“Tucker Hipps Transparency Act” is the popular name of a South Carolina law in the news. 2016 S.C. Act No. 265. Read more about who Tucker Hipps was and how his name became associated with this legislative act in The State, The Post and Courier, and the The Chronicle of Higher Education.
Highlights of the Act
The act is an attempt to address hazing and other misconduct by fraternities and sororities. It requires all universities in the state to keep records of student-conduct violations. S.C. Code Ann. § 59-101-210(A)(1). According to the Chronicle, several universities had already been doing this recordkeeping, but the law provides new specifications as to what information the records must contain, where the reports must be sent and posted, and how often the reports must be updated.
For instance, the act requires universities to publish reports of student-conduct violations in a “prominent location,” S.C. Code Ann. § 59-101-210(A)(6), on the university’s website and to provide a printed handout at student orientation, S.C. Code Ann. § 59-101-210(A)(7), with the web address of the report. As one example, the University of South Carolina publishes its report on the Organizational Student Conduct page.
Legal Research Perspective
Note the federal and state laws referenced in the text of the act. Law students, consider how this new state law (the Tucker Hipps Transparency Act) relates in different ways to an existing federal law (FERPA) and an existing state law (the South Carolina Freedom of Information Act).

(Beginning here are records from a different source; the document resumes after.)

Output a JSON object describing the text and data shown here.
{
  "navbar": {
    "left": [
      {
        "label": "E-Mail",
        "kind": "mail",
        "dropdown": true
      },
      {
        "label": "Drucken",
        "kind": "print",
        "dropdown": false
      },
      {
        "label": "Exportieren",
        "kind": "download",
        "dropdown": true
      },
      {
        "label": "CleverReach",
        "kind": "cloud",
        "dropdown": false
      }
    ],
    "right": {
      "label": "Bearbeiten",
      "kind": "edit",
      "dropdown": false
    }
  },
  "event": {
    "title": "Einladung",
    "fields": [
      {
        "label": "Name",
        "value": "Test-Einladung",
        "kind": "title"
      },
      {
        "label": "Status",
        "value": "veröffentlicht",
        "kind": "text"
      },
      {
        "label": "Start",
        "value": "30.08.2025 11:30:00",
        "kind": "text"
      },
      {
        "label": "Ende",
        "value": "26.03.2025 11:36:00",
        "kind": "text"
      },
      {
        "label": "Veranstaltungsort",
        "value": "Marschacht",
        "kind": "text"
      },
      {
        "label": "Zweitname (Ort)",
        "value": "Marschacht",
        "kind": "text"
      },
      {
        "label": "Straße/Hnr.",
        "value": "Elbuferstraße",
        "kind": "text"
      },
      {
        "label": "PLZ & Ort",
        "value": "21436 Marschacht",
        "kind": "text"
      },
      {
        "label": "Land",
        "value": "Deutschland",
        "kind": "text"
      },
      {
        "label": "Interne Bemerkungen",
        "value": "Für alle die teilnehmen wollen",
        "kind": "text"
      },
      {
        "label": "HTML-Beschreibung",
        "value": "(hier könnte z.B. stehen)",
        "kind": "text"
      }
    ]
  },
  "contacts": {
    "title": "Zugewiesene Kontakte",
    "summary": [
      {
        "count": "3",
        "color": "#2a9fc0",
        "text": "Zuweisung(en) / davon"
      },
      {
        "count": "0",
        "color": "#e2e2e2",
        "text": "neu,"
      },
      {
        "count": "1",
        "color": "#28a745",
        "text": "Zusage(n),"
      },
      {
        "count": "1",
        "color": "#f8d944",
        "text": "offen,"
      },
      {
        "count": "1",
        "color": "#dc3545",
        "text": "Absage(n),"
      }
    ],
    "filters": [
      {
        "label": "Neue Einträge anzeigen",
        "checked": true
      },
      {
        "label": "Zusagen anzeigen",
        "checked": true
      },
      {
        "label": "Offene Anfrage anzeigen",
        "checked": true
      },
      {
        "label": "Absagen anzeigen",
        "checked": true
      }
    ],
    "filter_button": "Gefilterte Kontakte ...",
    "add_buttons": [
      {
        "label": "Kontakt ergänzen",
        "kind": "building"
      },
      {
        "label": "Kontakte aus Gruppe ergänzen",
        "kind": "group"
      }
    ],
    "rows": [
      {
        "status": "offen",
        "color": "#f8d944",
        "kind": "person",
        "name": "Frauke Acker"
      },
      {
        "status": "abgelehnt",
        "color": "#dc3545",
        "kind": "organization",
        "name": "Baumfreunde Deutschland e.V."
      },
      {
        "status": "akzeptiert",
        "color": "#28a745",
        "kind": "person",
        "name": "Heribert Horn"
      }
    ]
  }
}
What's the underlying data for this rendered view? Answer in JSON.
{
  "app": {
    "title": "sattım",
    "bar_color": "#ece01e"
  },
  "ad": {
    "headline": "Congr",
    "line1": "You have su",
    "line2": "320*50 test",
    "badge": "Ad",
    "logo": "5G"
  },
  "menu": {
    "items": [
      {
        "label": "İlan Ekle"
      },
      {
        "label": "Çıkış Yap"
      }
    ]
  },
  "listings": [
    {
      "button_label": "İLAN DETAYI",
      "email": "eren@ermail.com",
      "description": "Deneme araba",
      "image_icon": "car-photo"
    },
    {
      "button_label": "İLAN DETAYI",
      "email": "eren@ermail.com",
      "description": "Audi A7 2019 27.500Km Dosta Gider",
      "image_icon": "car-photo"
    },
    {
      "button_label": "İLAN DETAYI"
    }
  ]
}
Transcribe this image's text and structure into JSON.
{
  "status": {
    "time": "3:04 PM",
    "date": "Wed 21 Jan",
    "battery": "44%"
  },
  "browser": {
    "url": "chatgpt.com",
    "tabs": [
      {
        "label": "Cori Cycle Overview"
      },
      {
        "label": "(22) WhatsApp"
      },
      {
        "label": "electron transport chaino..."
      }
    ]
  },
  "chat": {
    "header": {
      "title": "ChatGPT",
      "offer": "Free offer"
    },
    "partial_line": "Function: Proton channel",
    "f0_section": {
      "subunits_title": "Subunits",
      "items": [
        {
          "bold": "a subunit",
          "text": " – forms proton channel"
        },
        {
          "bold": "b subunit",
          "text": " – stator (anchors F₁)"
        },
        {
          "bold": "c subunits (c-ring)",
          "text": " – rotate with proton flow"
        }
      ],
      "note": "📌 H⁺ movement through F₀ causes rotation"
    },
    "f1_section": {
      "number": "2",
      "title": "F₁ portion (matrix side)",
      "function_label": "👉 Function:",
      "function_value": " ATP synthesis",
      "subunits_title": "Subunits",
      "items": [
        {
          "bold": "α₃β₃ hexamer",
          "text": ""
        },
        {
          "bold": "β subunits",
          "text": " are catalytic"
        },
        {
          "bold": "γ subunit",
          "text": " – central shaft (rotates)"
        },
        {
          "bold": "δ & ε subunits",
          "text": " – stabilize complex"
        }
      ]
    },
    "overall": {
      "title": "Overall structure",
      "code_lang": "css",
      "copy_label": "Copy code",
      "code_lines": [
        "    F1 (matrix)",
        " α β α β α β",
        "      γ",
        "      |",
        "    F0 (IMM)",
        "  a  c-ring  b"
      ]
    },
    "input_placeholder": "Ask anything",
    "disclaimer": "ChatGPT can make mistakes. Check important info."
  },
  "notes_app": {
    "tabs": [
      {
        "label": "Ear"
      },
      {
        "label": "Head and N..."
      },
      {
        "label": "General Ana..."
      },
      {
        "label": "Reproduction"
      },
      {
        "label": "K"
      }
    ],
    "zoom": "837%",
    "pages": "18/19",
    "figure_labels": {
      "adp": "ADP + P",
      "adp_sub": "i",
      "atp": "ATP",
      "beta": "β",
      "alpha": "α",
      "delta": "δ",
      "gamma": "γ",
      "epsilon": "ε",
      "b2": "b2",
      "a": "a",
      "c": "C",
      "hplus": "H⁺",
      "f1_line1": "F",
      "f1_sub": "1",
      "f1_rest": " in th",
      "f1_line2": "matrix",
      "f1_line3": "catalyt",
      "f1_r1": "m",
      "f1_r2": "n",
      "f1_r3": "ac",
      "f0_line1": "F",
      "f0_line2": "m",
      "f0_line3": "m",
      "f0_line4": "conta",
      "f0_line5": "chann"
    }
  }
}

Note also that the act expires June 9, 2019 if not extended or reenacted by the legislature. Advance warning to lawyers of the future: update your research by checking whether the legislature extends or reenacts the act, or lets it expire.